“Most of the venues in town are kinda genre specific,” he adds when asked about what makes the Rainbow different from playing at any other bar locally. “But the Rainbow transcends those lines much in the same way the late great Phil’s Radiator did. It’s absolutely integral to our music community.”
“It’s been a great team at the Rainbow, too,” Sword adds. “All of the bartenders are cool and supportive, even if they don’t exactly dig on everything that comes through the doors.”
Not that the Rainbow is all crazy music all the time. Not dead set on only offering up moshable music, the space offers up differing styles and genres when the opportunity presents itself.
“We have had some stellar outlaw country and western bands come through,” Sword says. And indeed, recent posters for indie-rock acts and singer-songwriters on the walls currently at the Rainbow add to the anything-goes attitude of the space.
Bands from the world over are starting to take notice of said space. With music acts and artists recently gracing the Rainbow’s stage (or floor as it were) from Europe and South America, as well as bands from all over the continental U.S., the Rainbow has put itself on the map for the underground touring circuit.
Most of these bands are usually only looking for a place to play and hopefully some gas money. “They never expect it when they walk in,” Sword says. “As far as venues go, the Rainbow is almost a closet. But plenty of bands walk out letting me know that we give some of the best sound and best shows they’ve had on tour. Because Pueblo has always been just ready for a good time. We try and take care to get the best sound we can out of it. I mean, my soundboard is probably as old as I am, but it still sounds great.”

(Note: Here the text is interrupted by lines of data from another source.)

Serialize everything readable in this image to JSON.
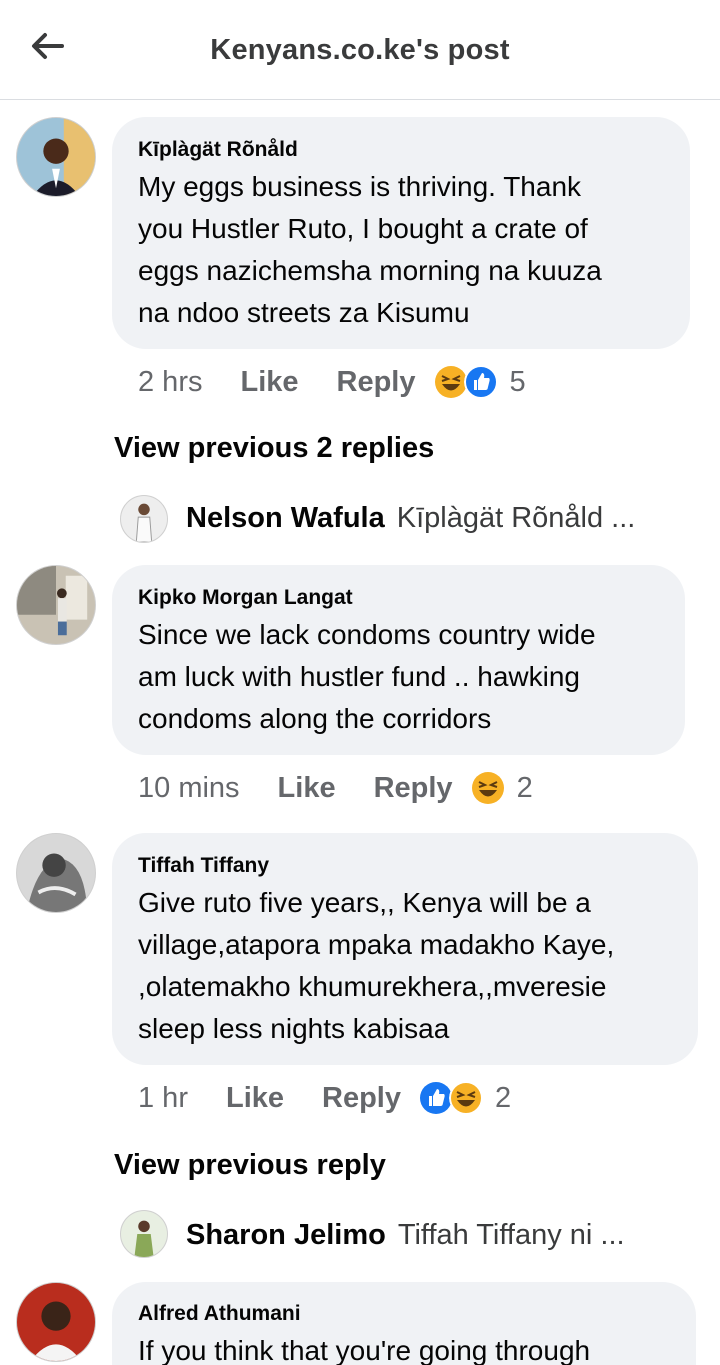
{
  "header": {
    "title": "Kenyans.co.ke's post"
  },
  "comments": [
    {
      "author": "Kīplàgät Rõnåld",
      "lines": [
        "My eggs business is thriving. Thank",
        "you Hustler Ruto, I bought a crate of",
        "eggs nazichemsha morning na kuuza",
        "na ndoo streets za Kisumu"
      ],
      "time": "2 hrs",
      "like": "Like",
      "reply": "Reply",
      "reactions": [
        "haha-emoji",
        "like-emoji"
      ],
      "count": "5"
    },
    {
      "author": "Kipko Morgan Langat",
      "lines": [
        "Since we lack condoms country wide",
        "am luck with hustler fund .. hawking",
        "condoms along the corridors"
      ],
      "time": "10 mins",
      "like": "Like",
      "reply": "Reply",
      "reactions": [
        "haha-emoji"
      ],
      "count": "2"
    },
    {
      "author": "Tiffah Tiffany",
      "lines": [
        "Give ruto five years,, Kenya will be a",
        "village,atapora mpaka madakho Kaye,",
        ",olatemakho khumurekhera,,mveresie",
        "sleep less nights kabisaa"
      ],
      "time": "1 hr",
      "like": "Like",
      "reply": "Reply",
      "reactions": [
        "like-emoji",
        "haha-emoji"
      ],
      "count": "2"
    },
    {
      "author": "Alfred Athumani",
      "lines": [
        "If you think that you're going through"
      ]
    }
  ],
  "view_previous": [
    "View previous 2 replies",
    "View previous reply"
  ],
  "replies": [
    {
      "name": "Nelson Wafula",
      "text": "Kīplàgät Rõnåld ..."
    },
    {
      "name": "Sharon Jelimo",
      "text": "Tiffah Tiffany ni ..."
    }
  ],
  "colors": {
    "bubble": "#f0f2f5",
    "muted": "#65676b",
    "like_blue": "#1877f2",
    "haha_yellow": "#f7b125"
  }
}
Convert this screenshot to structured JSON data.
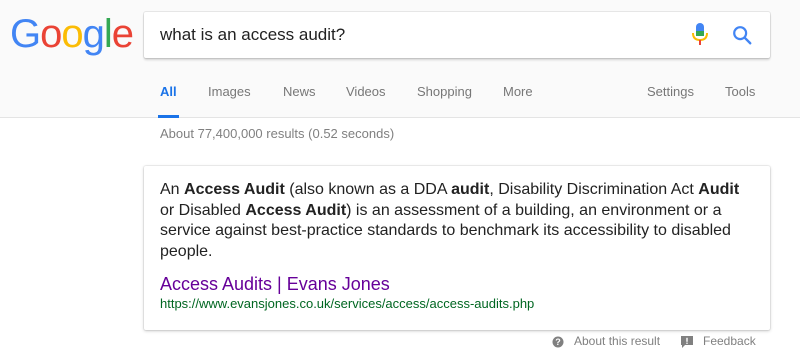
{
  "logo": {
    "letters": [
      "G",
      "o",
      "o",
      "g",
      "l",
      "e"
    ],
    "colors": [
      "#4285F4",
      "#EA4335",
      "#FBBC05",
      "#4285F4",
      "#34A853",
      "#EA4335"
    ]
  },
  "search": {
    "query": "what is an access audit?",
    "mic_icon": "microphone-icon",
    "search_icon": "search-icon"
  },
  "tabs": {
    "items": [
      {
        "label": "All",
        "active": true
      },
      {
        "label": "Images"
      },
      {
        "label": "News"
      },
      {
        "label": "Videos"
      },
      {
        "label": "Shopping"
      },
      {
        "label": "More"
      }
    ],
    "settings_label": "Settings",
    "tools_label": "Tools",
    "accent_color": "#1a73e8"
  },
  "results": {
    "stats": "About 77,400,000 results (0.52 seconds)"
  },
  "featured_snippet": {
    "segments": [
      {
        "text": "An ",
        "bold": false
      },
      {
        "text": "Access Audit",
        "bold": true
      },
      {
        "text": " (also known as a DDA ",
        "bold": false
      },
      {
        "text": "audit",
        "bold": true
      },
      {
        "text": ", Disability Discrimination Act ",
        "bold": false
      },
      {
        "text": "Audit",
        "bold": true
      },
      {
        "text": " or Disabled ",
        "bold": false
      },
      {
        "text": "Access Audit",
        "bold": true
      },
      {
        "text": ") is an assessment of a building, an environment or a service against best-practice standards to benchmark its accessibility to disabled people.",
        "bold": false
      }
    ],
    "title": "Access Audits | Evans Jones",
    "url": "https://www.evansjones.co.uk/services/access/access-audits.php",
    "title_color": "#660099",
    "url_color": "#006621"
  },
  "footer": {
    "about_label": "About this result",
    "about_icon": "info-icon",
    "feedback_label": "Feedback",
    "feedback_icon": "feedback-icon"
  }
}
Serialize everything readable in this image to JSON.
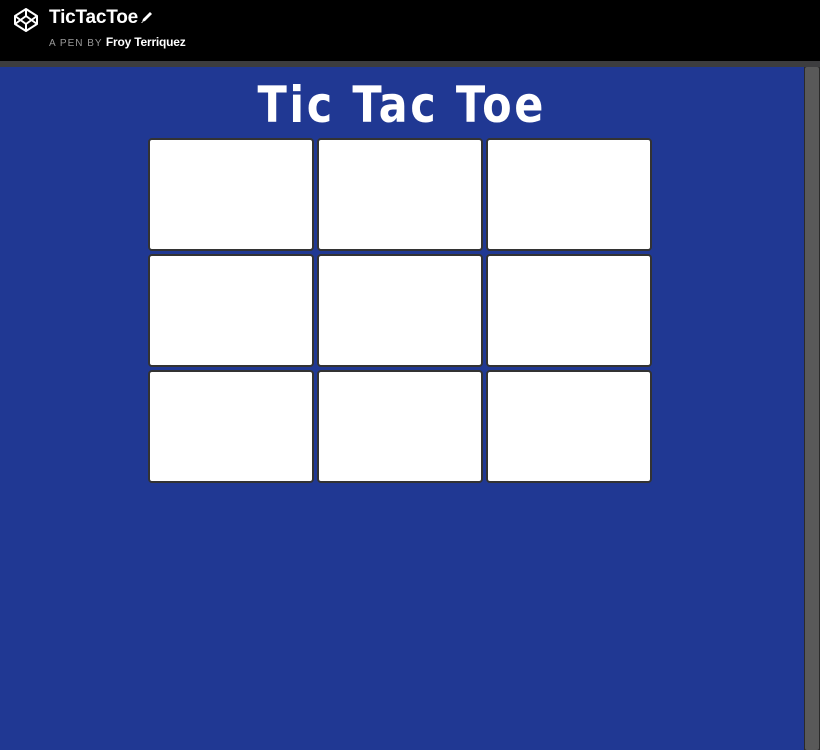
{
  "header": {
    "pen_title": "TicTacToe",
    "byline_prefix": "A PEN BY",
    "author": "Froy Terriquez",
    "logo_icon": "codepen-logo-icon",
    "edit_icon": "pencil-icon"
  },
  "game": {
    "title": "Tic Tac Toe",
    "background_color": "#203893",
    "cell_color": "#ffffff",
    "cells": [
      "",
      "",
      "",
      "",
      "",
      "",
      "",
      "",
      ""
    ]
  }
}
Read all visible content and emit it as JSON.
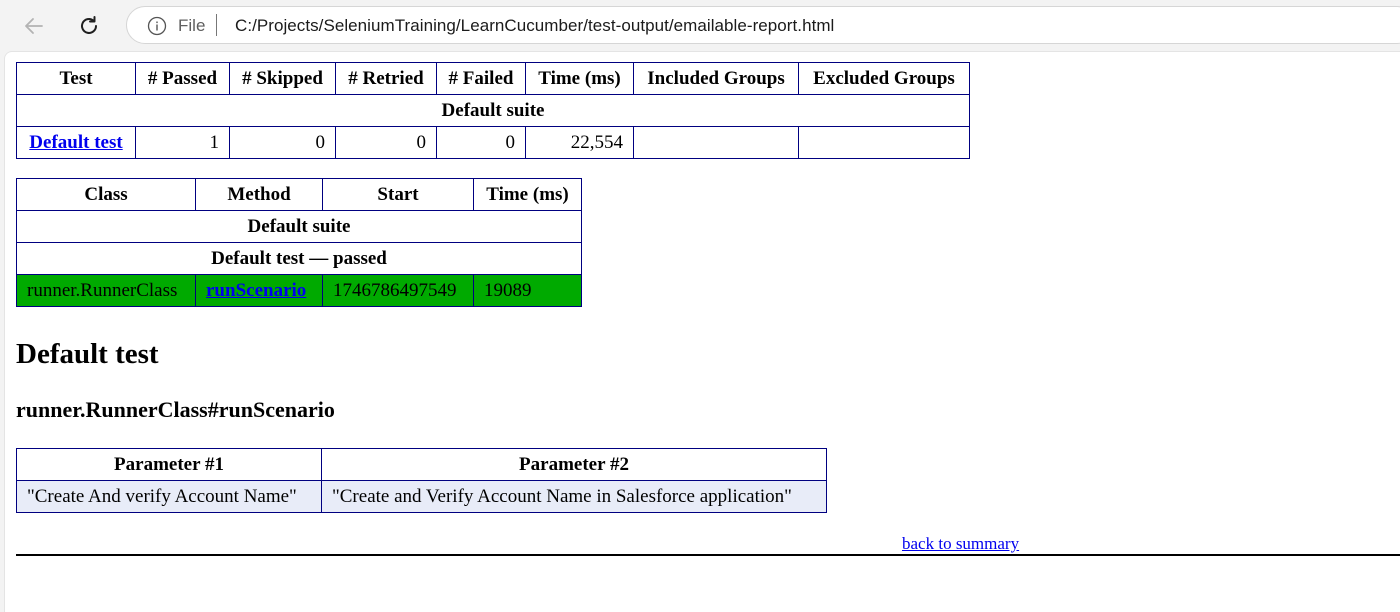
{
  "browser": {
    "scheme_label": "File",
    "url": "C:/Projects/SeleniumTraining/LearnCucumber/test-output/emailable-report.html"
  },
  "summary": {
    "headers": [
      "Test",
      "# Passed",
      "# Skipped",
      "# Retried",
      "# Failed",
      "Time (ms)",
      "Included Groups",
      "Excluded Groups"
    ],
    "suite_label": "Default suite",
    "row": {
      "test": "Default test",
      "passed": "1",
      "skipped": "0",
      "retried": "0",
      "failed": "0",
      "time_ms": "22,554",
      "included_groups": "",
      "excluded_groups": ""
    }
  },
  "methods": {
    "headers": [
      "Class",
      "Method",
      "Start",
      "Time (ms)"
    ],
    "suite_label": "Default suite",
    "test_status_label": "Default test — passed",
    "row": {
      "class": "runner.RunnerClass",
      "method": "runScenario",
      "start": "1746786497549",
      "time_ms": "19089"
    },
    "passed_color": "#00aa00"
  },
  "detail": {
    "test_heading": "Default test",
    "method_heading": "runner.RunnerClass#runScenario",
    "param_headers": [
      "Parameter #1",
      "Parameter #2"
    ],
    "param_values": [
      "\"Create And verify Account Name\"",
      "\"Create and Verify Account Name in Salesforce application\""
    ],
    "back_link": "back to summary"
  }
}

“It’s not Madison Square Basement,” he adds, noting he borrowed the phrase from a friend, “but it is what it is, and we’re making it happen.”
The Rainbow is new a home for new and old bands alike in the local underground to hone a sound and build connections with touring bands in a way that is as unique as the Pueblo scene.
The bar itself has always been best at doing a lot with a little, doing its own thing while letting musicians do their thing, but first and foremost doing it for the love of music paired with the finest can of cheap beer.
More about the Rainbow Bar and their schedule of events can be found at facebook.com/rainbowbarpueblo.